Michael Pettis has more.

By Ezra Klein  |  February 3, 2010; 1:30 PM ET
Categories:  Financial Crisis  
Save & Share:  Send E-mail   Facebook   Twitter   Digg   Yahoo Buzz   Del.icio.us   StumbleUpon   Technorati   Google Buzz   Previous: Obama: If Democrats don't pass health-care reform, 'I don't know what differentiates us from the other guys'
Next: Celebrities: They're just like us, only prettier

Comments

The problems that existed in the United States in the 1920s that created the boom that led to the bust that Franklin Roosevelt diagnosed in his book "Looking Forward" are exactly those that exist in China right now.

In the 1920s, the United States was an industrial exporter nation that produced a huge surplus of goods, that it then sold to foreign nations.
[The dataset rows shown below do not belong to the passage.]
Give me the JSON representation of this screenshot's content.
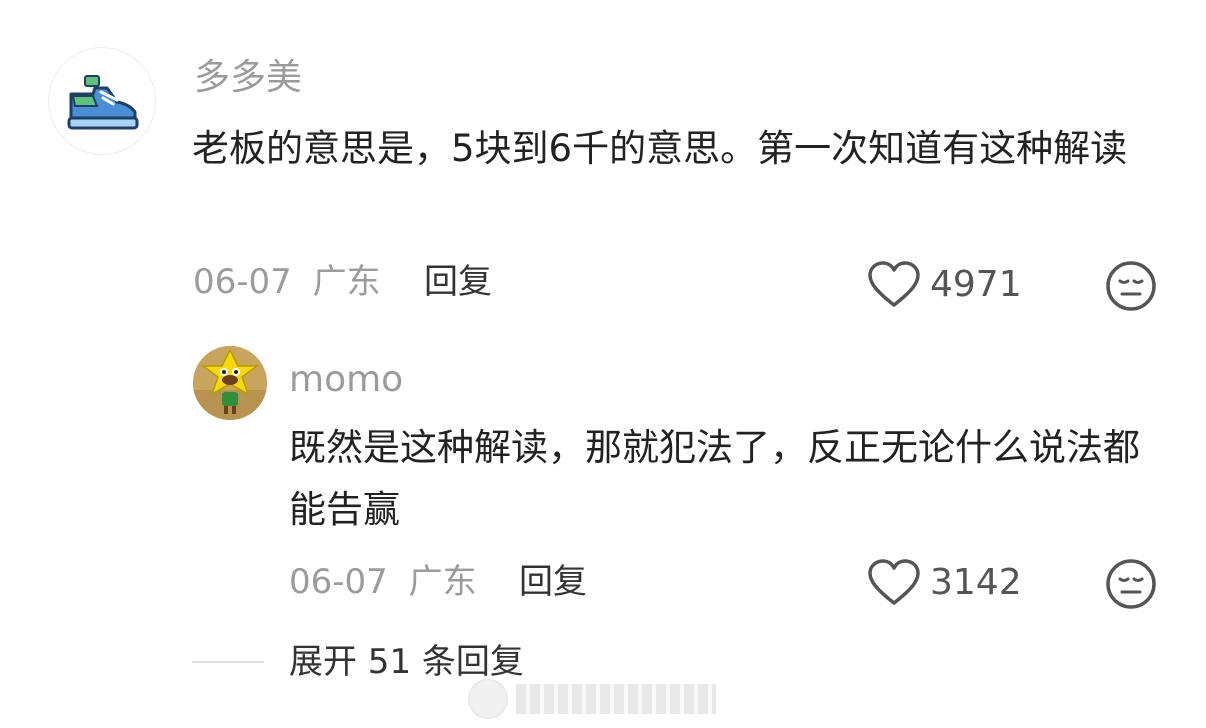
{
  "comments": {
    "main": {
      "username": "多多美",
      "text": "老板的意思是，5块到6千的意思。第一次知道有这种解读",
      "date": "06-07",
      "location": "广东",
      "reply_label": "回复",
      "likes": "4971",
      "avatar_icon": "sneaker-icon"
    },
    "reply": {
      "username": "momo",
      "text": "既然是这种解读，那就犯法了，反正无论什么说法都能告赢",
      "date": "06-07",
      "location": "广东",
      "reply_label": "回复",
      "likes": "3142",
      "avatar_icon": "cartoon-character-avatar"
    }
  },
  "expand_replies": {
    "label": "展开 51 条回复"
  },
  "colors": {
    "muted_text": "#9b9b9b",
    "body_text": "#222222",
    "icon_gray": "#555555",
    "sneaker_blue": "#4a8fd6",
    "sneaker_green": "#5ec27a"
  }
}
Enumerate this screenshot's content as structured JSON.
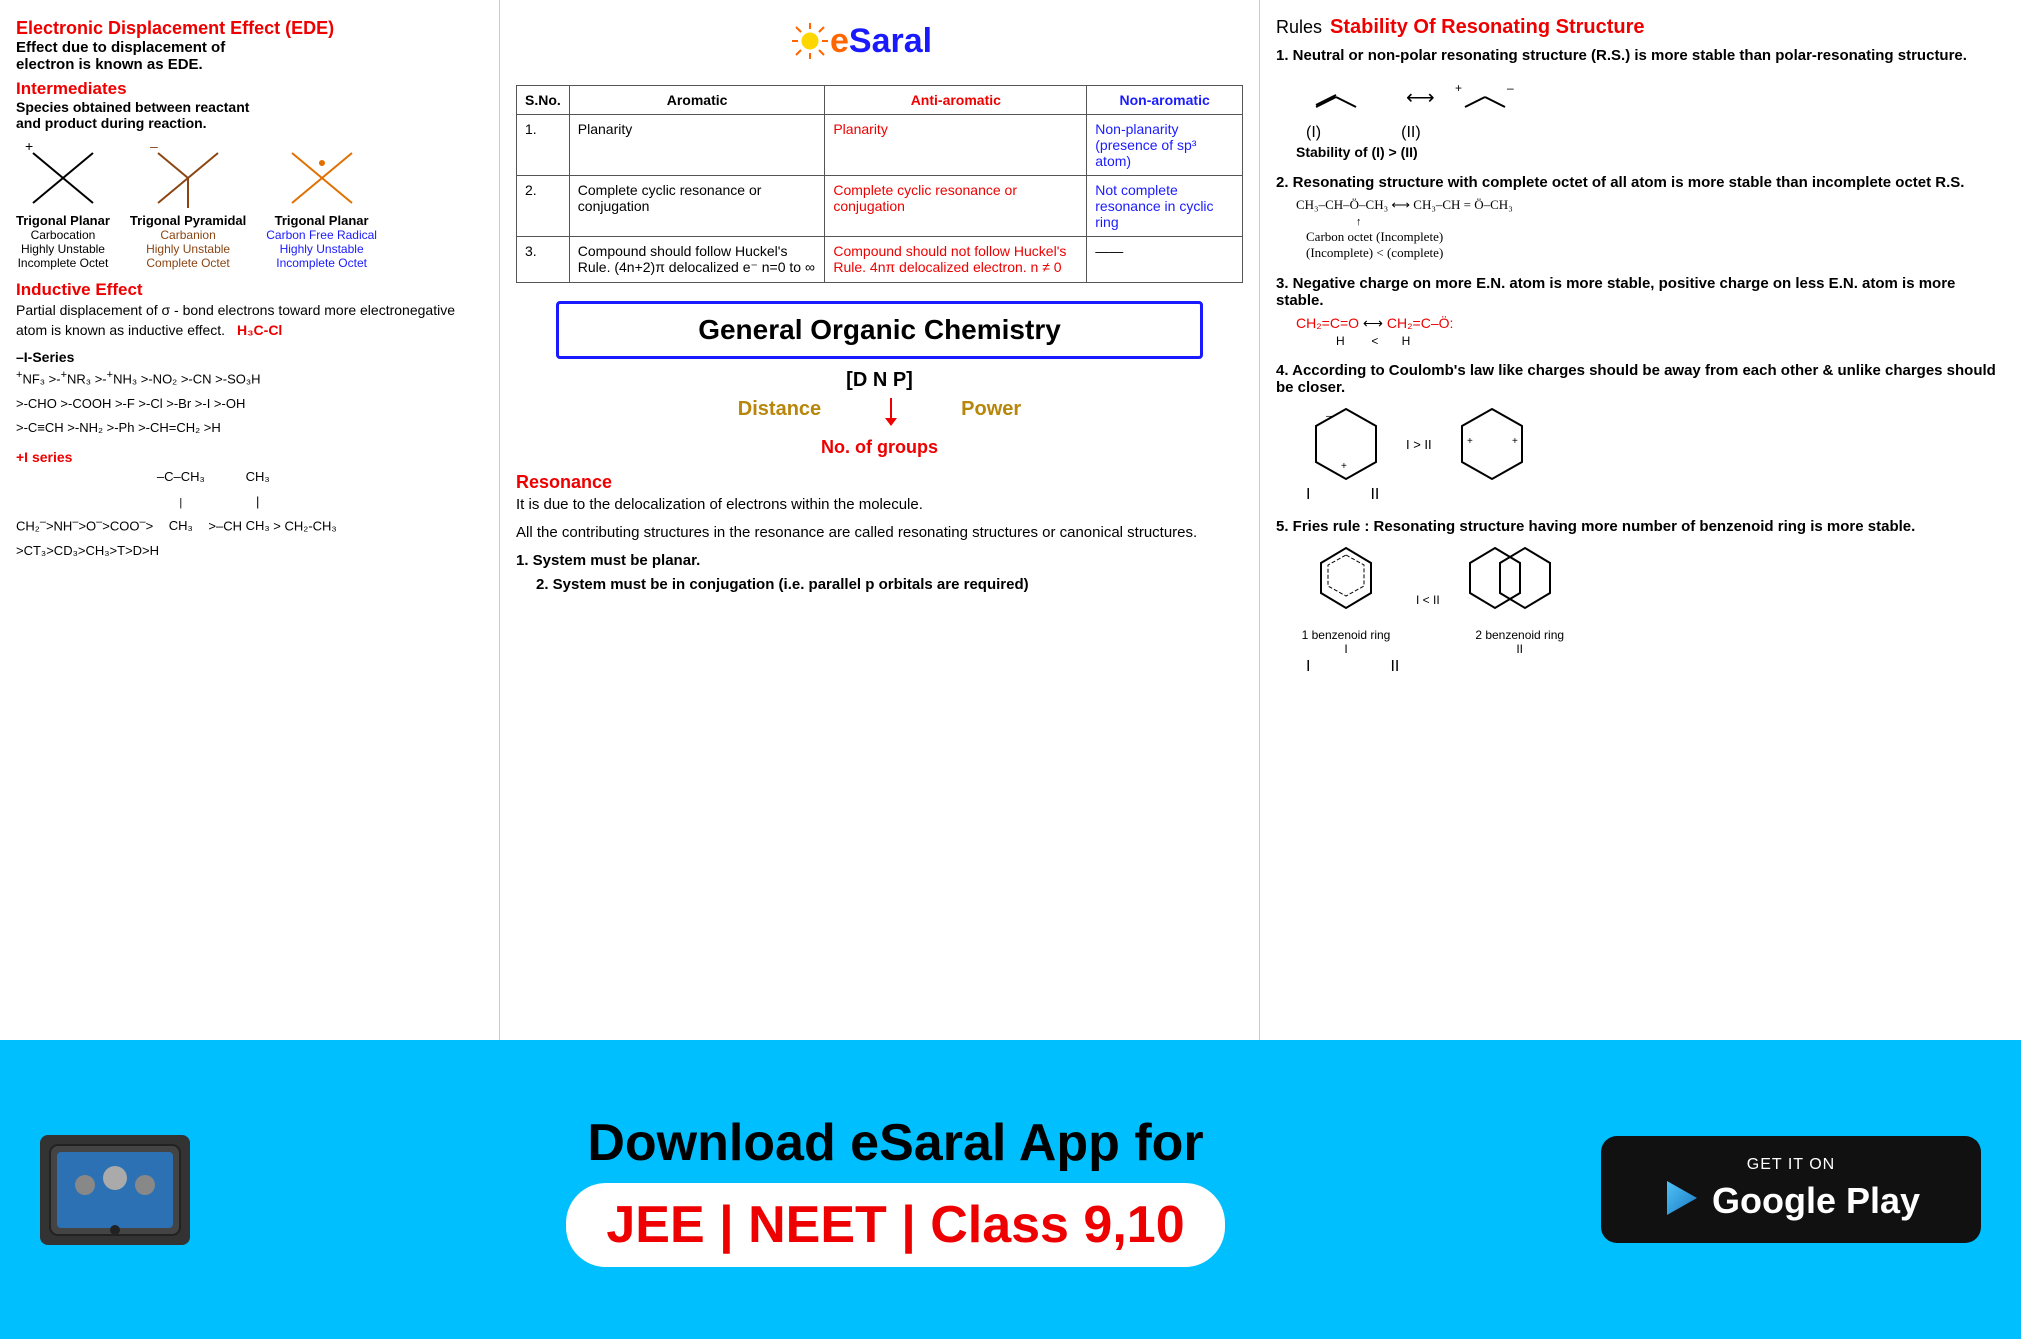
{
  "header": {
    "logo": "eSaral",
    "logo_e": "e",
    "logo_saral": "Saral"
  },
  "left": {
    "ede_title": "Electronic Displacement Effect (EDE)",
    "ede_body": "Effect due to displacement of electron is known as EDE.",
    "intermediates_title": "Intermediates",
    "intermediates_body": "Species obtained between reactant and product during reaction.",
    "structures": [
      {
        "name": "Trigonal Planar",
        "type": "Carbocation",
        "stability": "Highly Unstable",
        "octet": "Incomplete Octet",
        "color": "black"
      },
      {
        "name": "Trigonal Pyramidal",
        "type": "Carbanion",
        "stability": "Highly Unstable",
        "octet": "Complete Octet",
        "color": "brown"
      },
      {
        "name": "Trigonal Planar",
        "type": "Carbon Free Radical",
        "stability": "Highly Unstable",
        "octet": "Incomplete Octet",
        "color": "orange"
      }
    ],
    "inductive_title": "Inductive Effect",
    "inductive_body": "Partial displacement of σ - bond electrons toward more electronegative atom is known as inductive effect.",
    "inductive_formula": "H₃C-Cl",
    "iseries_title": "–I-Series",
    "iseries_lines": [
      "NF₃ >-NR₃ >-NH₃ >-NO₂ >-CN >-SO₃H",
      ">-CHO >-COOH >-F >-Cl >-Br >-I >-OH",
      ">-C≡CH >-NH₂ >-Ph >-CH=CH₂ >H"
    ],
    "iplus_title": "+I series",
    "iplus_line": "CH₂⁻>NH⁻>O⁻>COO⁻> -C(CH₃)₃ >-CH(CH₃)₂ > CH₂-CH₃",
    "iplus_line2": ">CT₃>CD₃>CH₃>T>D>H"
  },
  "middle": {
    "table_header": [
      "S.No.",
      "Aromatic",
      "Anti-aromatic",
      "Non-aromatic"
    ],
    "table_rows": [
      {
        "no": "1.",
        "aromatic": "Planarity",
        "antiaromatic": "Planarity",
        "nonaromatic": "Non-planarity (presence of sp³ atom)"
      },
      {
        "no": "2.",
        "aromatic": "Complete cyclic resonance or conjugation",
        "antiaromatic": "Complete cyclic resonance or conjugation",
        "nonaromatic": "Not complete resonance in cyclic ring"
      },
      {
        "no": "3.",
        "aromatic": "Compound should follow Huckel's Rule. (4n+2)π delocalized e⁻ n=0 to ∞",
        "antiaromatic": "Compound should not follow Huckel's Rule. 4nπ delocalized electron. n≠0",
        "nonaromatic": "——"
      }
    ],
    "goc_title": "General Organic Chemistry",
    "dnp_label": "[D N P]",
    "dnp_distance": "Distance",
    "dnp_power": "Power",
    "dnp_groups": "No. of groups",
    "resonance_title": "Resonance",
    "resonance_body": "It is due to the delocalization of electrons within the molecule.",
    "resonance_body2": "All the contributing structures in the resonance are called resonating structures or canonical structures.",
    "resonance_rule1": "1. System must be planar.",
    "resonance_rule2": "2. System must be in conjugation (i.e. parallel p orbitals are required)"
  },
  "right": {
    "rules_label": "Rules",
    "stability_title": "Stability Of Resonating Structure",
    "rule1_title": "1. Neutral or non-polar resonating structure (R.S.) is more stable than polar-resonating structure.",
    "rule1_stability": "Stability of (I) > (II)",
    "rule2_title": "2. Resonating structure with complete octet of all atom is more stable than incomplete octet R.S.",
    "rule2_note": "Carbon octet (Incomplete)\n(Incomplete) < (complete)",
    "rule3_title": "3. Negative charge on more E.N. atom is more stable, positive charge on less E.N. atom is more stable.",
    "rule4_title": "4. According to Coulomb's law like charges should be away from each other & unlike charges should be closer.",
    "rule4_note": "I > II",
    "rule5_title": "5. Fries rule : Resonating structure having more number of benzenoid ring is more stable.",
    "rule5_note1": "1 benzenoid ring",
    "rule5_note2": "2 benzenoid ring",
    "rule5_ineq": "I < II",
    "label_I": "I",
    "label_II": "II"
  },
  "footer": {
    "download_text": "Download eSaral App for",
    "jee_text": "JEE | NEET | Class 9,10",
    "get_it_on": "GET IT ON",
    "google_play": "Google Play"
  }
}
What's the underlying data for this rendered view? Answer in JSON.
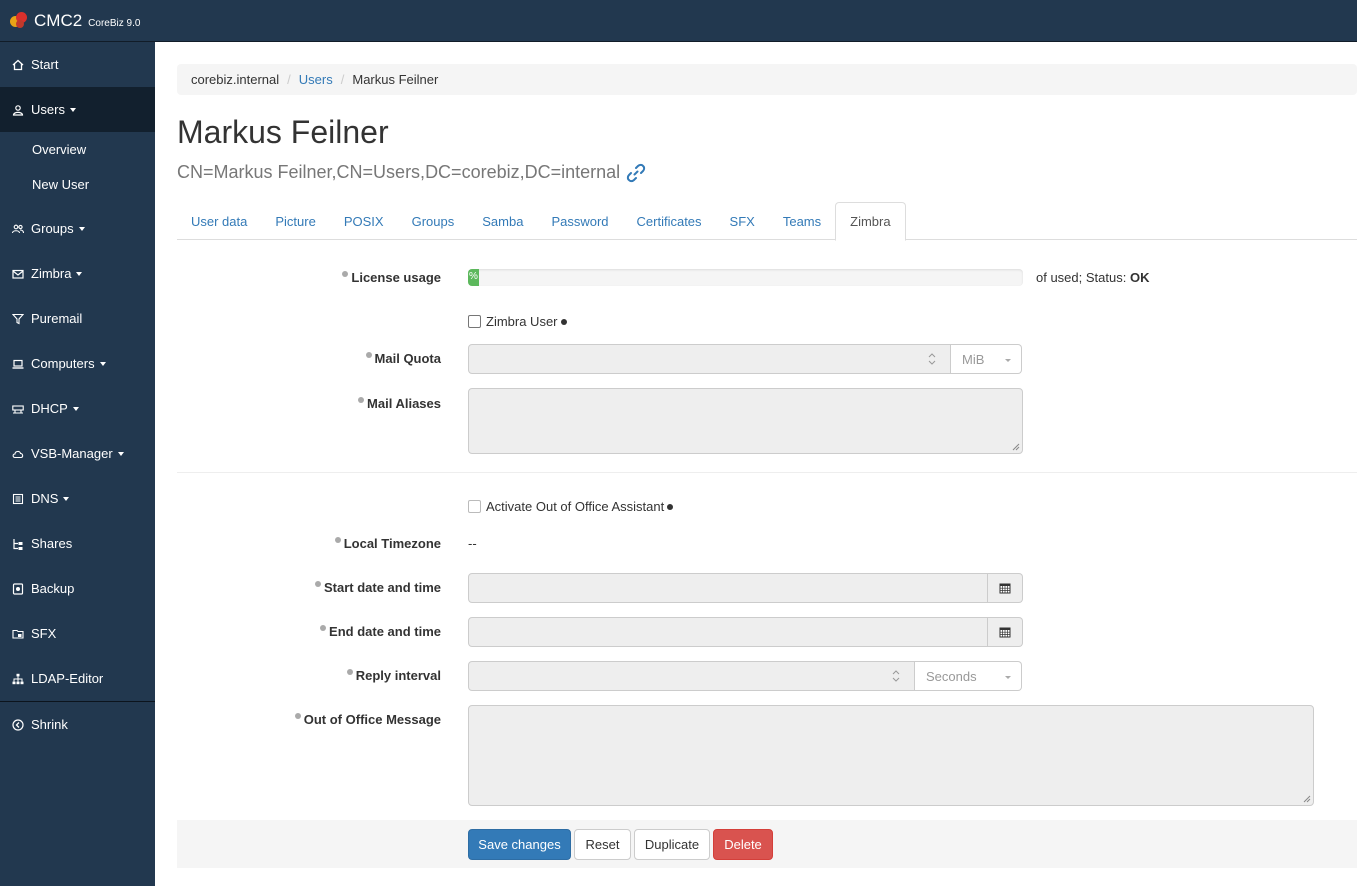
{
  "app": {
    "name": "CMC2",
    "version": "CoreBiz 9.0"
  },
  "sidebar": {
    "items": [
      {
        "label": "Start",
        "icon": "home-icon"
      },
      {
        "label": "Users",
        "icon": "user-icon",
        "active": true,
        "dropdown": true,
        "children": [
          {
            "label": "Overview"
          },
          {
            "label": "New User"
          }
        ]
      },
      {
        "label": "Groups",
        "icon": "group-icon",
        "dropdown": true
      },
      {
        "label": "Zimbra",
        "icon": "mail-icon",
        "dropdown": true
      },
      {
        "label": "Puremail",
        "icon": "filter-icon"
      },
      {
        "label": "Computers",
        "icon": "laptop-icon",
        "dropdown": true
      },
      {
        "label": "DHCP",
        "icon": "router-icon",
        "dropdown": true
      },
      {
        "label": "VSB-Manager",
        "icon": "cloud-icon",
        "dropdown": true
      },
      {
        "label": "DNS",
        "icon": "list-icon",
        "dropdown": true
      },
      {
        "label": "Shares",
        "icon": "tree-icon"
      },
      {
        "label": "Backup",
        "icon": "backup-icon"
      },
      {
        "label": "SFX",
        "icon": "sfx-icon"
      },
      {
        "label": "LDAP-Editor",
        "icon": "sitemap-icon"
      }
    ],
    "shrink": {
      "label": "Shrink",
      "icon": "shrink-icon"
    }
  },
  "breadcrumb": {
    "root": "corebiz.internal",
    "section": "Users",
    "current": "Markus Feilner"
  },
  "page": {
    "title": "Markus Feilner",
    "dn": "CN=Markus Feilner,CN=Users,DC=corebiz,DC=internal"
  },
  "tabs": [
    "User data",
    "Picture",
    "POSIX",
    "Groups",
    "Samba",
    "Password",
    "Certificates",
    "SFX",
    "Teams",
    "Zimbra"
  ],
  "active_tab": "Zimbra",
  "form": {
    "license_usage": {
      "label": "License usage",
      "bar_text": "%",
      "progress": 0,
      "status_prefix": "of used; Status:",
      "status": "OK"
    },
    "zimbra_user": {
      "label": "Zimbra User",
      "checked": false
    },
    "mail_quota": {
      "label": "Mail Quota",
      "value": "",
      "unit": "MiB"
    },
    "mail_aliases": {
      "label": "Mail Aliases",
      "value": ""
    },
    "out_of_office": {
      "label": "Activate Out of Office Assistant",
      "checked": false
    },
    "local_timezone": {
      "label": "Local Timezone",
      "value": "--"
    },
    "start_date": {
      "label": "Start date and time",
      "value": ""
    },
    "end_date": {
      "label": "End date and time",
      "value": ""
    },
    "reply_interval": {
      "label": "Reply interval",
      "value": "",
      "unit": "Seconds"
    },
    "ooo_message": {
      "label": "Out of Office Message",
      "value": ""
    }
  },
  "buttons": {
    "save": "Save changes",
    "reset": "Reset",
    "duplicate": "Duplicate",
    "delete": "Delete"
  },
  "colors": {
    "sidebar": "#22384f",
    "primary": "#337ab7",
    "success": "#5cb85c",
    "danger": "#d9534f"
  }
}
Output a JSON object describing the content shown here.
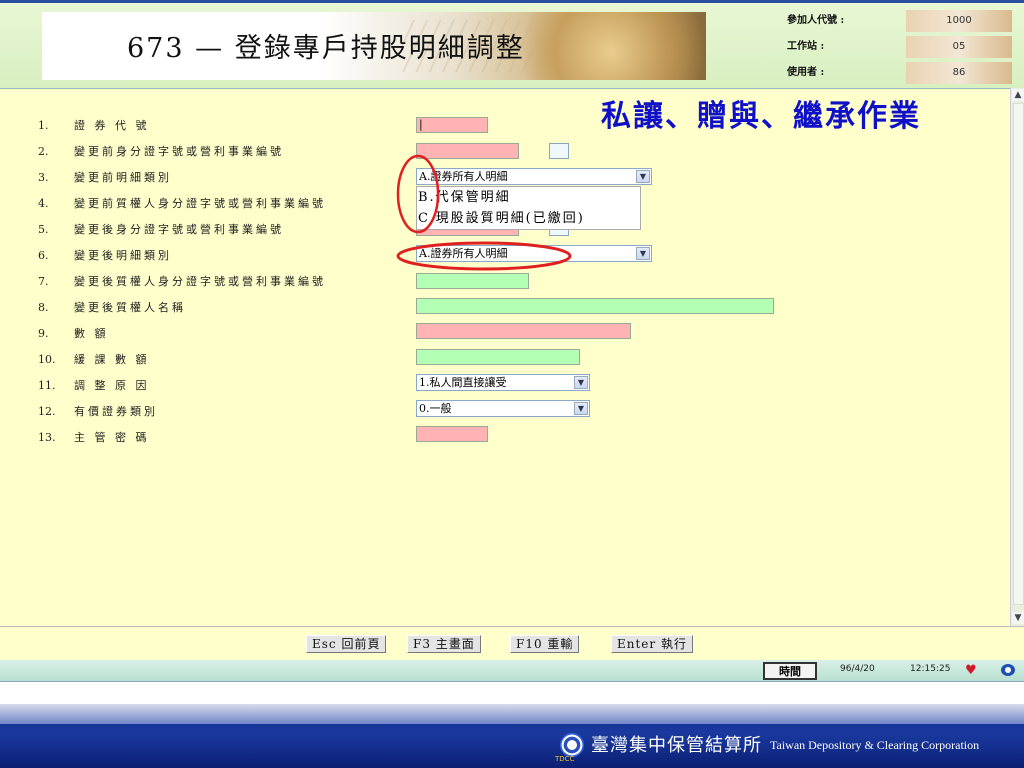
{
  "header": {
    "title": "673  —  登錄專戶持股明細調整",
    "info": [
      {
        "label": "參加人代號 :",
        "value": "1000"
      },
      {
        "label": "工作站     :",
        "value": "05"
      },
      {
        "label": "使用者     :",
        "value": "86"
      }
    ]
  },
  "overlay_title": "私讓、贈與、繼承作業",
  "form": {
    "rows": [
      {
        "num": "1.",
        "label": "證 券 代 號"
      },
      {
        "num": "2.",
        "label": "變更前身分證字號或營利事業編號"
      },
      {
        "num": "3.",
        "label": "變更前明細類別"
      },
      {
        "num": "4.",
        "label": "變更前質權人身分證字號或營利事業編號"
      },
      {
        "num": "5.",
        "label": "變更後身分證字號或營利事業編號"
      },
      {
        "num": "6.",
        "label": "變更後明細類別"
      },
      {
        "num": "7.",
        "label": "變更後質權人身分證字號或營利事業編號"
      },
      {
        "num": "8.",
        "label": "變更後質權人名稱"
      },
      {
        "num": "9.",
        "label": "數            額"
      },
      {
        "num": "10.",
        "label": "緩 課 數 額"
      },
      {
        "num": "11.",
        "label": "調 整 原 因"
      },
      {
        "num": "12.",
        "label": "有價證券類別"
      },
      {
        "num": "13.",
        "label": "主 管 密 碼"
      }
    ],
    "fields": {
      "stock_code": "|",
      "before_category": "A.證券所有人明細",
      "after_category": "A.證券所有人明細",
      "adjust_reason": "1.私人間直接讓受",
      "security_type": "0.一般"
    },
    "dropdown_options": [
      "B.代保管明細",
      "C.現股設質明細(已繳回)"
    ]
  },
  "buttons": [
    {
      "label": "Esc 回前頁"
    },
    {
      "label": "F3 主畫面"
    },
    {
      "label": "F10 重輸"
    },
    {
      "label": "Enter 執行"
    }
  ],
  "status": {
    "time_button": "時間",
    "date": "96/4/20",
    "time": "12:15:25"
  },
  "footer": {
    "logo_text": "TDCC",
    "company_cn": "臺灣集中保管結算所",
    "company_en": "Taiwan Depository & Clearing Corporation"
  },
  "colors": {
    "required_field": "#ffb3b3",
    "optional_field": "#b3ffb3",
    "form_background": "#ffffcc",
    "annotation_red": "#e02020",
    "overlay_blue": "#1010c8"
  }
}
Those foreign nations didn't have the money to buy the goods so the United States lent the money to those nations to keep our factories producing a greater and greater surplus. Then the bust happened, credit to foreign nations dried up, and there was nobody to buy the surplus of products made in the United States. People were then laid off and the rest is history.

That is exactly what is happening in China right now. Needless to say, Friedman is again wrong and if I had big money, I would short China.

Posted by: lancediverson | February 3, 2010 2:07 PM | Report abuse

Agree with lancediverson. They need to sell us goods to keep their economy going so they lend us the money to buy it with. When they need to sell us some more stuff they have to lend us more money. The snake is eating its tail. I went short China a few weeks ago.

Posted by: greywater | February 3, 2010 3:43 PM | Report abuse

What Friedman really said was that while talking to the Mayor of Jerusalem on a golf course in Banglore it occurred to him that Chinese people are short and reserved and there are something like 2 trillion of them.

Posted by: ostap666 | February 3, 2010 3:58 PM | Report abuse

"What Friedman really said was that while talking to the Mayor of Jerusalem on a golf course in Banglore it occurred to him that Chinese people are short and reserved and there are something like 2 trillion of them."

Funniest comment I have ever read on this blog!

Posted by: lancediverson | February 3, 2010 4:09 PM | Report abuse

What a shock. Tom Friedman does not know what he is talking about.

Posted by: farrell_bill | February 3, 2010 5:03 PM | Report abuse

The comments to this entry are closed.

 
 
RSS Feed
Subscribe to The Post

© 2010 The Washington Post Company